In the recent CBS News/New York Times poll, 47 percent of Americans say they are not confident that the American Jobs Act will put people back to work.

Still, President Obama is crisscrossing the country, arguing his combination of tax cuts and investments is the best way forward.

"Everything in the American Jobs Act is the kind of idea that's been supported by Democrats and Republicans before," Mr. Obama said in his radio address.

But some Democrats on Capitol Hill aren't convinced. Oregon Congressman Peter DeFazio says that as the bill stands now, he won't vote for it.

"Half of it is tax cuts, and quite frankly tax cuts don't work. We've been doing tax cuts for eleven years," DeFazio said.

Democratic Senator Joe Manchin of West Virginia doesn't like the price tag.

"The ugly part of that act is $450 billion of spending, after we've spent, spent, spent. And I've said if spending would have cured our problems, we'd have no problems," Manchin said.

About 68 percent of Americans seem to agree, saying President Obama has made no real progress on the economy.

If that doesn't change, even life-long Democrats like Scannell might stay home come November 2012, putting the president's re-election in jeopardy.

"I would probably vote for Obama, but if I don't have to, I won't," Scannell said.

On Monday, President Obama will reveal how he plans to pay for the jobs act.
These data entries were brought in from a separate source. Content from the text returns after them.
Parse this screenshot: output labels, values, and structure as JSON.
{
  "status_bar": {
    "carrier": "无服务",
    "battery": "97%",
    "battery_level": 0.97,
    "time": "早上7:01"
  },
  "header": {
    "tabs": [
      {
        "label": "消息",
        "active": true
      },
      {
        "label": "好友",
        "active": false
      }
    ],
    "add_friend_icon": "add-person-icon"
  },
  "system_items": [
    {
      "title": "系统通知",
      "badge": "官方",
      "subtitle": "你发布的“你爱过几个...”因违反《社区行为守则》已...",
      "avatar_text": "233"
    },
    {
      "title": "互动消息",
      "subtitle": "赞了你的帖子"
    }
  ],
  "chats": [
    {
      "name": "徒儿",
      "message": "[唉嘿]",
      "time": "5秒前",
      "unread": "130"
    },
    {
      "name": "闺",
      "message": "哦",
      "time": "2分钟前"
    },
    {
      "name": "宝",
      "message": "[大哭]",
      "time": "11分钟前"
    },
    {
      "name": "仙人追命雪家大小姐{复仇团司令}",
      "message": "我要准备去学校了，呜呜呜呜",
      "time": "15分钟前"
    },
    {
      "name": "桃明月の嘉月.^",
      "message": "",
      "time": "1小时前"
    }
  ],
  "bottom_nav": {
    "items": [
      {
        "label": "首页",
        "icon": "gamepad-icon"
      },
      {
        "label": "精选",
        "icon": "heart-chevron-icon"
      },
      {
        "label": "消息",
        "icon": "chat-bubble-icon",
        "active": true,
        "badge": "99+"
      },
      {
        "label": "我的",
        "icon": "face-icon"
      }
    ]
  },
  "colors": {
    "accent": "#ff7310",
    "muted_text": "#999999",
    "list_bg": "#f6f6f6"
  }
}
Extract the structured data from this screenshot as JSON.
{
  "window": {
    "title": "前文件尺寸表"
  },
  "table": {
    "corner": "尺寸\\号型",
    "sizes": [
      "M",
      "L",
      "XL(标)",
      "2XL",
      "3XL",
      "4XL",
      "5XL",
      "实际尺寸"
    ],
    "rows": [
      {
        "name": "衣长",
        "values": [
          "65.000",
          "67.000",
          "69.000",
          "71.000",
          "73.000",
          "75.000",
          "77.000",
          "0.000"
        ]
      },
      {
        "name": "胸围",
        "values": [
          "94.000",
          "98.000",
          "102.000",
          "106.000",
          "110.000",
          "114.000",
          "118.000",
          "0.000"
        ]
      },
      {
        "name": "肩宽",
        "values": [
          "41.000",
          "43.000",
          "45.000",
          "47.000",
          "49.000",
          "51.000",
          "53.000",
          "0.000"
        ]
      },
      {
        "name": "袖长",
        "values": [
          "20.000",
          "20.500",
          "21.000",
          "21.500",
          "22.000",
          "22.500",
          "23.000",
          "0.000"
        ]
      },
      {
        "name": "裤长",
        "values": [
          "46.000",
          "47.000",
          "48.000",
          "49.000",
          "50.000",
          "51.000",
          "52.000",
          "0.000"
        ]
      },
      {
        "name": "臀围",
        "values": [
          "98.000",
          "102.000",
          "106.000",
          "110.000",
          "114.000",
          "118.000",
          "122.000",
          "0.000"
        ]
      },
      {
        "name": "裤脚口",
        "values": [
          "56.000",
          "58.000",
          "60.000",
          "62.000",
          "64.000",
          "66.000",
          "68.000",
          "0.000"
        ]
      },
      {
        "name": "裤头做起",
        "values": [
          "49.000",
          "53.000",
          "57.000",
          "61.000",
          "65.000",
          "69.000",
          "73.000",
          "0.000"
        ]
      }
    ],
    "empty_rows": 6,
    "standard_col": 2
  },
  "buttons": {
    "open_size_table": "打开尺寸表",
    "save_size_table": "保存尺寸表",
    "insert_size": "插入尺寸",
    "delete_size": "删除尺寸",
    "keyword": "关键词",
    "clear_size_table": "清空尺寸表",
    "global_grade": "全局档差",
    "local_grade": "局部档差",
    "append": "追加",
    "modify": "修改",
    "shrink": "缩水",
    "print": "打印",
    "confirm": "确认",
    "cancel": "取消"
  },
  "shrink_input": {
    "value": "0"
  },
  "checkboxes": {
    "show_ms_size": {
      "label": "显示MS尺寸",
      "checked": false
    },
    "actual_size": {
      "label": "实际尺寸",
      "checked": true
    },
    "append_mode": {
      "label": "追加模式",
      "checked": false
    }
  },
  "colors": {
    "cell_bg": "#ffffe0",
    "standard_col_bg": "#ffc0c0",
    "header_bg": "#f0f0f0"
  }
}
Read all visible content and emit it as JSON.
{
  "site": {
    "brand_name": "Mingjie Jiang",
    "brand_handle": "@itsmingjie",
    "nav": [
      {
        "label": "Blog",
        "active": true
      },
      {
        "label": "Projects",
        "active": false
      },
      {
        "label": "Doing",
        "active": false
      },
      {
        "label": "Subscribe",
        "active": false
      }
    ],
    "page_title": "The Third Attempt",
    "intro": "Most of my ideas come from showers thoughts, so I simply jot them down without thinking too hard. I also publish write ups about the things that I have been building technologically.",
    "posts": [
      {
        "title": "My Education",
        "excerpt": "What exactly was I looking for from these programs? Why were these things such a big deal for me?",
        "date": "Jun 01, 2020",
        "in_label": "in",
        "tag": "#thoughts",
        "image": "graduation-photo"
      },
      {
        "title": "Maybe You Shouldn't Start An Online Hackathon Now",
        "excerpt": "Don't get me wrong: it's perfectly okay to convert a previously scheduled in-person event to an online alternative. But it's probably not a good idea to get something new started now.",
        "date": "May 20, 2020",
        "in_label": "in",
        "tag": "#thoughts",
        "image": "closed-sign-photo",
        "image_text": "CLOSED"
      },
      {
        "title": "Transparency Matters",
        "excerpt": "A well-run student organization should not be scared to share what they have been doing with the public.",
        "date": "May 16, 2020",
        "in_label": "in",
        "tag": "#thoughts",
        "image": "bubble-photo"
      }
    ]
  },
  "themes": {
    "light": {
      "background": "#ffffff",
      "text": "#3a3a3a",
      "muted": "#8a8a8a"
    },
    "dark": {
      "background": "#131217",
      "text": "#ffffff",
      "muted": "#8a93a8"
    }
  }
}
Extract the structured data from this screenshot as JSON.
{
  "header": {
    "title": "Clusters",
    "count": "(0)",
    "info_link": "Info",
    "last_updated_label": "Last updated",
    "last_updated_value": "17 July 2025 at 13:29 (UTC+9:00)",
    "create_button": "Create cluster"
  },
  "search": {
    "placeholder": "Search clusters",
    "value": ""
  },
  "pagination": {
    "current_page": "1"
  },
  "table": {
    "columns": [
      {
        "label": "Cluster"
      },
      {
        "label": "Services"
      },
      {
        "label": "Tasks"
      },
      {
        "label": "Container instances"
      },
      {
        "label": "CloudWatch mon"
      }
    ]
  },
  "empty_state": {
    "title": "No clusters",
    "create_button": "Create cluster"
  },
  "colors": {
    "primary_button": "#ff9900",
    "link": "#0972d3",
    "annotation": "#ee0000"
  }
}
Despite the criticism House Minority Leader Nancy Pelosi said this week that her caucus is united in support of the bill, and that Congress should act on it right away.